• TASK ITEM: Set the records down again in full, with every word kept.

▬▬▬

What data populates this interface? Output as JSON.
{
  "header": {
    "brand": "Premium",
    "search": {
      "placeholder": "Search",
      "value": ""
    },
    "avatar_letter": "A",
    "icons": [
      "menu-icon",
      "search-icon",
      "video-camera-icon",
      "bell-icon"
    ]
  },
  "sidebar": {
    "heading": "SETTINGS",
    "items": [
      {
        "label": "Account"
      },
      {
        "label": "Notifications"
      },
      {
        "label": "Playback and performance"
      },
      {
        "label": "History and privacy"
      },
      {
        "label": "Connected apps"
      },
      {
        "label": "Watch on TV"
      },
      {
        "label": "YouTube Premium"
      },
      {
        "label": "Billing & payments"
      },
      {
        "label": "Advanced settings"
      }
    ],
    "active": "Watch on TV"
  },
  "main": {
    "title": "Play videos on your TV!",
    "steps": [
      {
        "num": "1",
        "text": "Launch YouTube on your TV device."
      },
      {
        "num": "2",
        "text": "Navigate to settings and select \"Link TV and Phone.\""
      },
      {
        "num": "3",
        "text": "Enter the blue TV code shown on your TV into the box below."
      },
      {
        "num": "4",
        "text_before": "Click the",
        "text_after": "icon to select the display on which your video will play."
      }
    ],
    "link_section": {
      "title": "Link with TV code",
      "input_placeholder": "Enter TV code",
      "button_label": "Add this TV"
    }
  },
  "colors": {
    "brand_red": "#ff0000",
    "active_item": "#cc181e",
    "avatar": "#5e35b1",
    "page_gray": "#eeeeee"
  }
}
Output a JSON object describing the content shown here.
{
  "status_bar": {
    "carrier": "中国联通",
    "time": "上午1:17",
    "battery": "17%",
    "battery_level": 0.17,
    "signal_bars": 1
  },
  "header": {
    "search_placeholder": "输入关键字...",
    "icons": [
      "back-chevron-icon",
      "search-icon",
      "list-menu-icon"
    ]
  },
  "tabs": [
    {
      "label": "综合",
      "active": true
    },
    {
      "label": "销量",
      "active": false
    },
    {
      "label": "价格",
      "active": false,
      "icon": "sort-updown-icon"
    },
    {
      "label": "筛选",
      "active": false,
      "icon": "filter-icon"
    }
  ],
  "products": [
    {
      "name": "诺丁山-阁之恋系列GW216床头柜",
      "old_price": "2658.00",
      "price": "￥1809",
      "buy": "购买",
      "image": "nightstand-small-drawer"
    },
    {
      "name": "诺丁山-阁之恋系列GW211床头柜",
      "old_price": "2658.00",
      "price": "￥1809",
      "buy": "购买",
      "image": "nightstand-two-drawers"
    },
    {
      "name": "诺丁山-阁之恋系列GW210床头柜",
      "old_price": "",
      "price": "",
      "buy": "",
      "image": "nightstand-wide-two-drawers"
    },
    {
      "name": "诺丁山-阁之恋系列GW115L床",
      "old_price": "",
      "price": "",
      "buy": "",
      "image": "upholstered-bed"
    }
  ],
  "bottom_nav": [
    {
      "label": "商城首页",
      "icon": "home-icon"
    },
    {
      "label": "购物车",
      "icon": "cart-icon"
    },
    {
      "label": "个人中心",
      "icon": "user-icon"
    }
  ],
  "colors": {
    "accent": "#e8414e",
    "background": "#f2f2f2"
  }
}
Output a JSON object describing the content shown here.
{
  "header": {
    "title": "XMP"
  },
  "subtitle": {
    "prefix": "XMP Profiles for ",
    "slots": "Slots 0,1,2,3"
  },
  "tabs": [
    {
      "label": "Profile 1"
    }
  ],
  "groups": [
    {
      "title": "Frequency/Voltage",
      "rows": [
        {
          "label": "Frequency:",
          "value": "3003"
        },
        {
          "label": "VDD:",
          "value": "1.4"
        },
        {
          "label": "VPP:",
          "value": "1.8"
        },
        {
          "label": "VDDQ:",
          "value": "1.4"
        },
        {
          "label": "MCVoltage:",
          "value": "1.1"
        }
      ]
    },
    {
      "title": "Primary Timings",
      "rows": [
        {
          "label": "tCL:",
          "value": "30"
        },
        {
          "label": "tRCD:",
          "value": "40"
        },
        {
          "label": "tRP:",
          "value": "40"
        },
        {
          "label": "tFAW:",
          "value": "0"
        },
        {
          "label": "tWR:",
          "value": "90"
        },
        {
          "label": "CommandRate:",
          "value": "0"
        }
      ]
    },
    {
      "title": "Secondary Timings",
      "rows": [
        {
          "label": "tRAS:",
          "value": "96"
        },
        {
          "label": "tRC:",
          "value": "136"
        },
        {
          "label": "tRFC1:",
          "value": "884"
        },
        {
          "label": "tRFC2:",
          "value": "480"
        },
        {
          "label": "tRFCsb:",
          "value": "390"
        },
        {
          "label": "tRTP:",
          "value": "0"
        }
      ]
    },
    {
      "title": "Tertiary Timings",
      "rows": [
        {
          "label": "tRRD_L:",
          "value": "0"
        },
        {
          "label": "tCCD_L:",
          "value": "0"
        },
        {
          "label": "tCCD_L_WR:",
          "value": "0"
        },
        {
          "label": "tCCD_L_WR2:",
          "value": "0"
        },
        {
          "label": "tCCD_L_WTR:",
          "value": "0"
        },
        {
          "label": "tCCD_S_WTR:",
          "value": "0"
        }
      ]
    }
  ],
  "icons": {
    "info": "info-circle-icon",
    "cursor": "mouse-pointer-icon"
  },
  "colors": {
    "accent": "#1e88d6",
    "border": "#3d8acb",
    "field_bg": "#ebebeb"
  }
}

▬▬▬

• SOLUTION TO THIS PROBLEM:
What data populates this interface? Output as JSON.
{
  "header": {
    "brand": "Premium",
    "search": {
      "placeholder": "Search",
      "value": ""
    },
    "avatar_letter": "A",
    "icons": [
      "menu-icon",
      "search-icon",
      "video-camera-icon",
      "bell-icon"
    ]
  },
  "sidebar": {
    "heading": "SETTINGS",
    "items": [
      {
        "label": "Account"
      },
      {
        "label": "Notifications"
      },
      {
        "label": "Playback and performance"
      },
      {
        "label": "History and privacy"
      },
      {
        "label": "Connected apps"
      },
      {
        "label": "Watch on TV"
      },
      {
        "label": "YouTube Premium"
      },
      {
        "label": "Billing & payments"
      },
      {
        "label": "Advanced settings"
      }
    ],
    "active": "Watch on TV"
  },
  "main": {
    "title": "Play videos on your TV!",
    "steps": [
      {
        "num": "1",
        "text": "Launch YouTube on your TV device."
      },
      {
        "num": "2",
        "text": "Navigate to settings and select \"Link TV and Phone.\""
      },
      {
        "num": "3",
        "text": "Enter the blue TV code shown on your TV into the box below."
      },
      {
        "num": "4",
        "text_before": "Click the",
        "text_after": "icon to select the display on which your video will play."
      }
    ],
    "link_section": {
      "title": "Link with TV code",
      "input_placeholder": "Enter TV code",
      "button_label": "Add this TV"
    }
  },
  "colors": {
    "brand_red": "#ff0000",
    "active_item": "#cc181e",
    "avatar": "#5e35b1",
    "page_gray": "#eeeeee"
  }
}
Output a JSON object describing the content shown here.
{
  "status_bar": {
    "carrier": "中国联通",
    "time": "上午1:17",
    "battery": "17%",
    "battery_level": 0.17,
    "signal_bars": 1
  },
  "header": {
    "search_placeholder": "输入关键字...",
    "icons": [
      "back-chevron-icon",
      "search-icon",
      "list-menu-icon"
    ]
  },
  "tabs": [
    {
      "label": "综合",
      "active": true
    },
    {
      "label": "销量",
      "active": false
    },
    {
      "label": "价格",
      "active": false,
      "icon": "sort-updown-icon"
    },
    {
      "label": "筛选",
      "active": false,
      "icon": "filter-icon"
    }
  ],
  "products": [
    {
      "name": "诺丁山-阁之恋系列GW216床头柜",
      "old_price": "2658.00",
      "price": "￥1809",
      "buy": "购买",
      "image": "nightstand-small-drawer"
    },
    {
      "name": "诺丁山-阁之恋系列GW211床头柜",
      "old_price": "2658.00",
      "price": "￥1809",
      "buy": "购买",
      "image": "nightstand-two-drawers"
    },
    {
      "name": "诺丁山-阁之恋系列GW210床头柜",
      "old_price": "",
      "price": "",
      "buy": "",
      "image": "nightstand-wide-two-drawers"
    },
    {
      "name": "诺丁山-阁之恋系列GW115L床",
      "old_price": "",
      "price": "",
      "buy": "",
      "image": "upholstered-bed"
    }
  ],
  "bottom_nav": [
    {
      "label": "商城首页",
      "icon": "home-icon"
    },
    {
      "label": "购物车",
      "icon": "cart-icon"
    },
    {
      "label": "个人中心",
      "icon": "user-icon"
    }
  ],
  "colors": {
    "accent": "#e8414e",
    "background": "#f2f2f2"
  }
}
Output a JSON object describing the content shown here.
{
  "header": {
    "title": "XMP"
  },
  "subtitle": {
    "prefix": "XMP Profiles for ",
    "slots": "Slots 0,1,2,3"
  },
  "tabs": [
    {
      "label": "Profile 1"
    }
  ],
  "groups": [
    {
      "title": "Frequency/Voltage",
      "rows": [
        {
          "label": "Frequency:",
          "value": "3003"
        },
        {
          "label": "VDD:",
          "value": "1.4"
        },
        {
          "label": "VPP:",
          "value": "1.8"
        },
        {
          "label": "VDDQ:",
          "value": "1.4"
        },
        {
          "label": "MCVoltage:",
          "value": "1.1"
        }
      ]
    },
    {
      "title": "Primary Timings",
      "rows": [
        {
          "label": "tCL:",
          "value": "30"
        },
        {
          "label": "tRCD:",
          "value": "40"
        },
        {
          "label": "tRP:",
          "value": "40"
        },
        {
          "label": "tFAW:",
          "value": "0"
        },
        {
          "label": "tWR:",
          "value": "90"
        },
        {
          "label": "CommandRate:",
          "value": "0"
        }
      ]
    },
    {
      "title": "Secondary Timings",
      "rows": [
        {
          "label": "tRAS:",
          "value": "96"
        },
        {
          "label": "tRC:",
          "value": "136"
        },
        {
          "label": "tRFC1:",
          "value": "884"
        },
        {
          "label": "tRFC2:",
          "value": "480"
        },
        {
          "label": "tRFCsb:",
          "value": "390"
        },
        {
          "label": "tRTP:",
          "value": "0"
        }
      ]
    },
    {
      "title": "Tertiary Timings",
      "rows": [
        {
          "label": "tRRD_L:",
          "value": "0"
        },
        {
          "label": "tCCD_L:",
          "value": "0"
        },
        {
          "label": "tCCD_L_WR:",
          "value": "0"
        },
        {
          "label": "tCCD_L_WR2:",
          "value": "0"
        },
        {
          "label": "tCCD_L_WTR:",
          "value": "0"
        },
        {
          "label": "tCCD_S_WTR:",
          "value": "0"
        }
      ]
    }
  ],
  "icons": {
    "info": "info-circle-icon",
    "cursor": "mouse-pointer-icon"
  },
  "colors": {
    "accent": "#1e88d6",
    "border": "#3d8acb",
    "field_bg": "#ebebeb"
  }
}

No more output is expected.